Scott Paulk Sr. was a simple man. A loving son, the youngest brother of three, husband, father, poppy and uncle. He spent the majority of his life employed by the City of Clearwater as a supervisor in the parks and recreation department. Many of his co-workers were family to him. He always had a desire to help and lead others, make them laugh, and was never afraid to just be himself. Life was not always easy, but he gave all he had to his family and those in need. He was humble and generous, unless it came down to a discussion about one of his sporting teams or political opinions, then all bets were off!

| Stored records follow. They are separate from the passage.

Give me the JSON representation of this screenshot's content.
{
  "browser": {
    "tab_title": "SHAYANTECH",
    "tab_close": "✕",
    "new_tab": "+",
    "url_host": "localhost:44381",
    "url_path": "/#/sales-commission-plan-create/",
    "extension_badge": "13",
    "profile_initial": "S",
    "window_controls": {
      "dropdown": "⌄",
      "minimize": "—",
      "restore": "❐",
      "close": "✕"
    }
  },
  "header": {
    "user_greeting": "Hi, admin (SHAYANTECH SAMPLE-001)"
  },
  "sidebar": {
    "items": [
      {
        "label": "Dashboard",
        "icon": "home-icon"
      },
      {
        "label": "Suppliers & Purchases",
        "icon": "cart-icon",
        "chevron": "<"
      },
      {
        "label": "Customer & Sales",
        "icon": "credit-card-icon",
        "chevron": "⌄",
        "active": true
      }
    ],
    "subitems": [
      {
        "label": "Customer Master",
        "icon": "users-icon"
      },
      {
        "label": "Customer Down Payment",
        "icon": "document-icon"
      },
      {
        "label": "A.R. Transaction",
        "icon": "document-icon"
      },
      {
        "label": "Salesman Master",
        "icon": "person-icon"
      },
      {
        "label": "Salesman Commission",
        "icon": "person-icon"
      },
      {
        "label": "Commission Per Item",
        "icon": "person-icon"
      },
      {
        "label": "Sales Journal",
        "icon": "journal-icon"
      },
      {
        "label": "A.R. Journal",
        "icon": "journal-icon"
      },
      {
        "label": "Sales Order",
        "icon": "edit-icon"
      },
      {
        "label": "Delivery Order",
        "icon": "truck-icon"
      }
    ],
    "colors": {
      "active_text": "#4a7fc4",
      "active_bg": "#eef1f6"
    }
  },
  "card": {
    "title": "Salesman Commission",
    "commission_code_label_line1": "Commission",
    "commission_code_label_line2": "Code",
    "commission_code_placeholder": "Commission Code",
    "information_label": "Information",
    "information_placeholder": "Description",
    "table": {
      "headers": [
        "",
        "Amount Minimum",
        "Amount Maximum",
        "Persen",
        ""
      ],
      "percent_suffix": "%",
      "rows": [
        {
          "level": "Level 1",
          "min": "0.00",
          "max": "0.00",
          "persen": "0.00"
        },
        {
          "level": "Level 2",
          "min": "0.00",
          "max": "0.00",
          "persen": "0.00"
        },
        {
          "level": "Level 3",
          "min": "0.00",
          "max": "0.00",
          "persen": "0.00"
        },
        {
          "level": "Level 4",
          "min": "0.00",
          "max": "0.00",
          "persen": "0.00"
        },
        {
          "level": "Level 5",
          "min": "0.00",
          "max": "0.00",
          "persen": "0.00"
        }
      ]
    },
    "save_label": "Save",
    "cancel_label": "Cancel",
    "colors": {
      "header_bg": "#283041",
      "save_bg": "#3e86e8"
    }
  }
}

In 2003, Scott’s father, Donald Paulk, was diagnosed with cancer and his prognosis was poor, given only 6 months to live. Watching his father’s body and mind transform from this disease was infuriating, discouraging, and incomprehensible. After his passing, it was then that the pain Scott had in his back demanded answers. After a series of tests, Scott David Paulk Sr., was diagnosed with Non-Hodgkin’s Lymphoma. A port was placed in his chest and after hard discussions with his family he decided to take the cancer head on. He underwent intensive chemotherapy and radiation treatment for two years, which yielded positive results in that the cancer had gone into remission. Seven years later, in 2011, Scott’s medical report showed the dreaded ‘C’ word had returned. Unfortunately this time, it was much more severe. The next three years of our family’s life proved to be an uphill battle. In fact, it is almost impossible to put in words the emotional trials we faced during this especially difficult time. Due to his body’s response to the last chemotherapy treatment, his body could not tolerate that level of intensity due to the condition the chemotherapy had left his heart function. The recommendation was bone marrow extraction and then a stem cell transplant.
Scott was admitted into Moffitt Cancer Center where he spent time undergoing an autologous stem cell transplant. As a result, our family was overwhelmed with costly medical bills and nearly lost our home. Thankfully, we were blessed by loved ones, who without even asking, came together and donated enough money to help cover hospital and treatment costs. Another incredible blessing came by way of our bank, the City of Clearwater Employee’s Credit Union, who postponed the collection of our mortgage payment so we were able to keep our home. There were an uncountable number of times when we did not know where the money would come from to pay bills or buy groceries, but God blessed us with amazing family, friends, and co-workers who always helped us to pull through. For a short period of time the transplant seemed to be a success, however after a third recurrence, the doctors were virtually out of options. As a last resort, Scott received a trial chemotherapy treatment that required him to spend three to four days a week at the doctor’s office. It was at this point his health slowly began to deteriorate.
Scott was a fighter. He was a man who would graciously give to others. His headstrong personality never allowed people to see him down. It did not matter if he was in the chemo room or at the store, he could always be seen with a huge smile on his face. In fact, he never failed to squeeze a laugh out of everyone around him. Even throughout his very last days, he stayed true to his character. He would even try to provide hope to others in the chemotherapy treatments or simply make them smile with one of his silly actions or statements.
On September 14th, 2014, after spending days in the hospital, Scott lost his battle with cancer in the comfort of his own home and went on to be with the Lord. The news came as a surprise to his doctors as he had been ruthlessly fighting the condition for so long. It was God’s plan, however, to call him home and eternally provide complete healing. The bible says it best in 2 Timothy 4:7, “I have fought the good fight, I have finished the race, I have kept the faith.”
Shortly after Scott’s passing, the Let Me Live Foundation, Inc. was created in order to lift up and give back to those like Scott who are fighting a similar battle. It is our hope to lend a loving hand to their families who have made numerous sacrifices to serve as a support system through each and every step. When we all come together for a greater cause, extraordinary things can happen and this is what we are believing for this foundation. It is what Scott wanted, for people with cancer to find a way to LIVE, without losing themselves completely to the cancer. Please help the Let Me Live Foundation change lives by providing a sense of hope, faith, and strength to fight another day.
In loving memory of Scott David Paulk Sr., a great husband, father, grandfather, brother, and friend. We all look forward to laughing at your jokes and seeing that contagious smile again some day.